an outward-looking view

by Greg Burchall
November 29, 2007
The Age - Melbourne Australia

DING. Clack. What are those 86 earthmoving vehicles doing hidden in the woods and who is teh collector and what strange twists will the subsequent trail take?

Ding. Clack. The daring cockroach scuttles forth from under the fridge only to be caught in a glue trap and must get his comrades to chew off his legs to survive (they grow back).

Ding. Clack. There's this writer and a dream and hunting and statues and a speeding train...Keep up.

Clack, clack, clack, clack.

Vladimir isn't sure what sort of artist to call herself. Visual? "I'm a mediocre photographer." Filmmaker? "You wouldn't call most of what I do filmmaking."

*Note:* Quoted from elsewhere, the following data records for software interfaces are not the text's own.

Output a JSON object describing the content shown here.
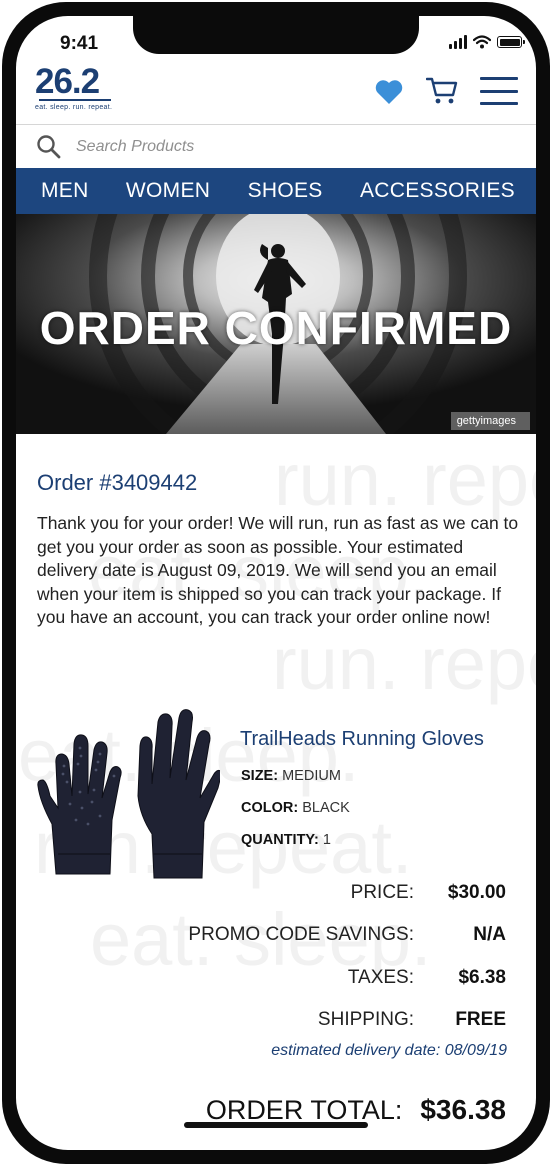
{
  "status_bar": {
    "time": "9:41"
  },
  "brand": {
    "logo_text": "26.2",
    "tagline": "eat. sleep. run. repeat."
  },
  "header_icons": [
    "heart-icon",
    "cart-icon",
    "menu-icon"
  ],
  "search": {
    "placeholder": "Search Products"
  },
  "nav": {
    "items": [
      "MEN",
      "WOMEN",
      "SHOES",
      "ACCESSORIES"
    ]
  },
  "hero": {
    "title": "ORDER CONFIRMED",
    "credit": "gettyimages"
  },
  "order": {
    "number": "Order #3409442",
    "message": "Thank you for your order! We will run, run as fast as we can to get you your order as soon as possible. Your estimated delivery date is August 09, 2019. We will send you an email when your item is shipped so you can track your package. If you have an account, you can track your order online now!"
  },
  "product": {
    "name": "TrailHeads Running Gloves",
    "size_label": "SIZE:",
    "size": "MEDIUM",
    "color_label": "COLOR:",
    "color": "BLACK",
    "quantity_label": "QUANTITY:",
    "quantity": "1"
  },
  "summary": {
    "price_label": "PRICE:",
    "price": "$30.00",
    "promo_label": "PROMO CODE SAVINGS:",
    "promo": "N/A",
    "taxes_label": "TAXES:",
    "taxes": "$6.38",
    "shipping_label": "SHIPPING:",
    "shipping": "FREE",
    "eta_label": "estimated delivery date:",
    "eta": "08/09/19",
    "total_label": "ORDER TOTAL:",
    "total": "$36.38"
  },
  "watermark": {
    "lines": [
      "run. repeat.",
      "eat. sleep.",
      "run. repeat.",
      "eat. sleep.",
      "run. repeat.",
      "eat. sleep."
    ]
  },
  "colors": {
    "brand_blue": "#1c3f73",
    "nav_blue": "#1d467f",
    "heart_blue": "#3b8fd8"
  }
}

Perhaps storyteller is as close as it gets because story, says Vladimir, underlies all and "structure is everything."

Especially when you have only 28 static frames to tel it.

Vladimir makes View-Master wheels — bizarre tales to be clacked through by viewers holding one of those plastic childhood low-tech media tools to their faces. Galvanised by the narrative possibilities of the story-wheel, Vladimir created tall tales and sold them online. Three years ago, she was talked into doing a View-Master performance at the Portland Documentary and eXperimental (PDX) Film Festival in Oregon, USA. It was the first time she had heard 400 View-Masters clacking together, as live narration and music provided a soundtrack to the yarns.

Now Vladimir loves to watch the watchers of her VladMaster shows. "I love that, as an audience member, you have control but you're also sort of being told waht to do," she says.

In Brisbane last week, Vladimir was amused to go on a river cruise where the points-of-interest travelogue was recorded.

"The boat captain had to slow down or speed up to make sure he was in the right place for what the tape was saying. It made me think about the ways we control what people look at."

In a telling twist, Portland was where William Gruber created the View-Master, as an educational tool, in 1935 (but they are made in Mexico). Vladimir still scours secondhand shops and makes bulk orders to have enough to distribute to each audience member.

"I've always collected toys and now I have something to do with them," she says.

So today, what 29-year-old Vladimir (she has even persuaded her parents and friends to call her Vladimir or Vlad or Vladi) does is create characters and narratives for mass and mind-bending fun.

But the last thing she wants to be known as is a View-Master obsessive. "There are collectors out there, very hung up on when a certain View-Master was made or what year a disk was made and who shot it, but that's not what I'm doing," she says.

So here comes the unreliable truth about Jeremiah Barnes. Clack. And the adventures of Stanley the know-all cockroach. Clack. And faster than a speeding locomotive...

The Vladimir Live Performance is at ACMI today at 8:30pm.